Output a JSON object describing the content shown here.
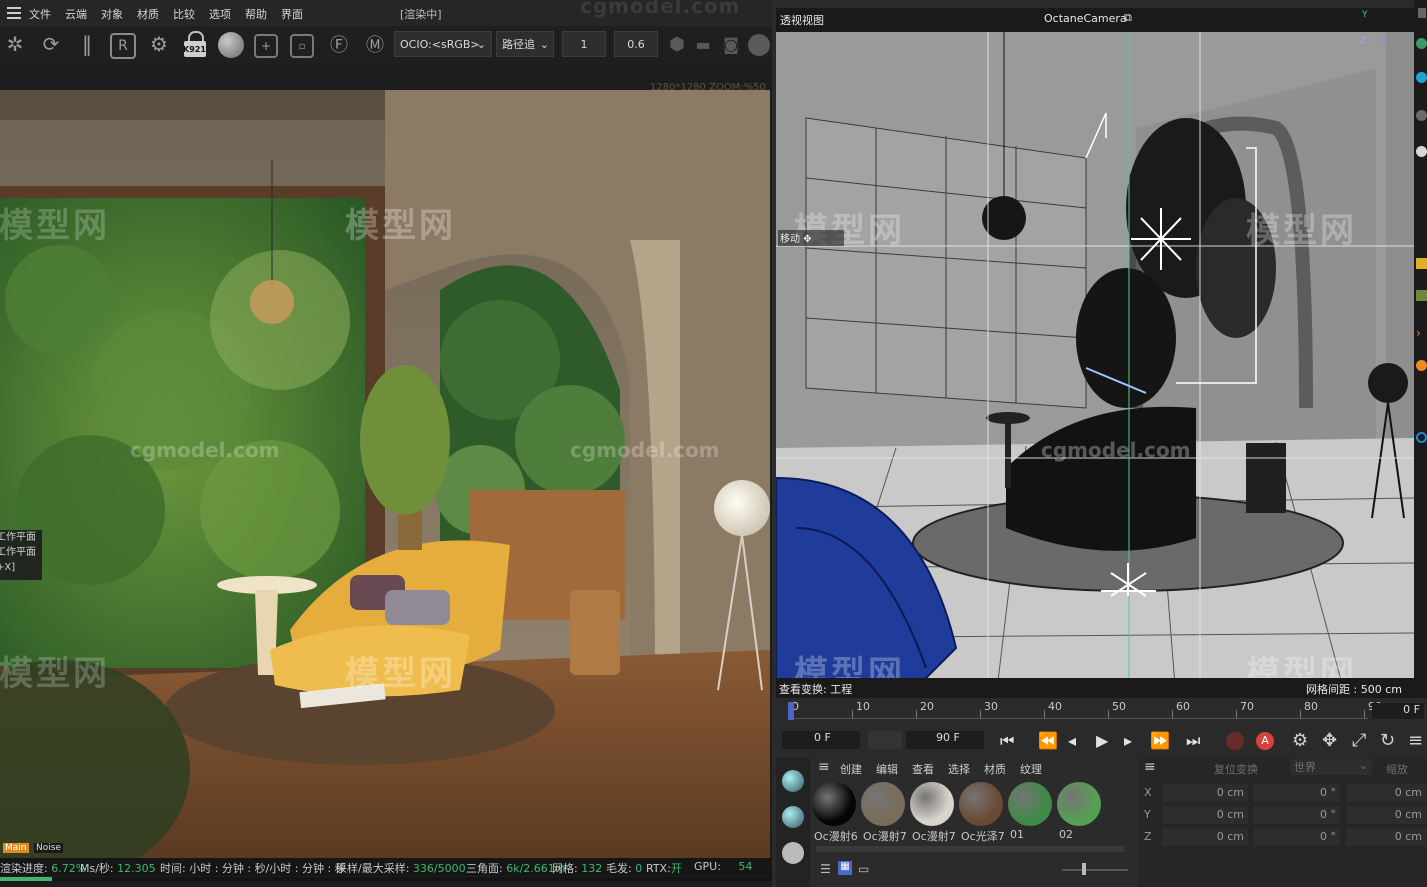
{
  "menubar": {
    "items": [
      "文件",
      "云端",
      "对象",
      "材质",
      "比较",
      "选项",
      "帮助",
      "界面"
    ],
    "status": "[渲染中]"
  },
  "toolbar": {
    "badge": "K921",
    "ocio": "OCIO:<sRGB>",
    "mode": "路径追",
    "value1": "1",
    "value2": "0.6"
  },
  "render": {
    "resolution": "1280*1280 ZOOM:%50",
    "watermark_top": "cgmodel.com",
    "watermark_logo": "模型网",
    "watermark_site": "cgmodel.com",
    "overlay": [
      "工作平面",
      "工作平面",
      "+X]"
    ],
    "tab_main": "Main",
    "tab_noise": "Noise"
  },
  "status": {
    "progress_label": "渲染进度:",
    "progress_value": "6.72%",
    "ms_label": "Ms/秒:",
    "ms_value": "12.305",
    "time": "时间: 小时 : 分钟 : 秒/小时 : 分钟 : 秒",
    "samples_label": "采样/最大采样:",
    "samples_value": "336/5000",
    "tri_label": "三角面:",
    "tri_value": "6k/2.661m",
    "mesh_label": "网格:",
    "mesh_value": "132",
    "hair_label": "毛发:",
    "hair_value": "0",
    "rtx_label": "RTX:",
    "rtx_value": "开",
    "gpu_label": "GPU:",
    "gpu_value": "54",
    "progress_fraction": 0.0672
  },
  "viewport": {
    "title": "透视视图",
    "camera": "OctaneCamera",
    "move_label": "移动",
    "view_transform": "查看变换: 工程",
    "grid_spacing": "网格间距 : 500 cm",
    "axis_y": "Y",
    "axis_z": "Z",
    "axis_x": "X"
  },
  "timeline": {
    "ticks": [
      "0",
      "10",
      "20",
      "30",
      "40",
      "50",
      "60",
      "70",
      "80",
      "90"
    ],
    "current_frame": "0 F",
    "start": "0 F",
    "end": "90 F",
    "playhead": 0
  },
  "materials": {
    "menu": [
      "创建",
      "编辑",
      "查看",
      "选择",
      "材质",
      "纹理"
    ],
    "items": [
      {
        "label": "Oc漫射6",
        "color": "#050505"
      },
      {
        "label": "Oc漫射7",
        "color": "#7a6c5a"
      },
      {
        "label": "Oc漫射7",
        "color": "#d8d4cc"
      },
      {
        "label": "Oc光泽7",
        "color": "#6a4a34"
      },
      {
        "label": "01",
        "color": "#3f8a46"
      },
      {
        "label": "02",
        "color": "#55a052"
      }
    ]
  },
  "coords": {
    "header": [
      "复位变换",
      "世界",
      "缩放"
    ],
    "rows": [
      {
        "axis": "X",
        "pos": "0 cm",
        "rot": "0 °",
        "scale": "0 cm"
      },
      {
        "axis": "Y",
        "pos": "0 cm",
        "rot": "0 °",
        "scale": "0 cm"
      },
      {
        "axis": "Z",
        "pos": "0 cm",
        "rot": "0 °",
        "scale": "0 cm"
      }
    ]
  }
}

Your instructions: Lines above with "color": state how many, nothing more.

The answer: 6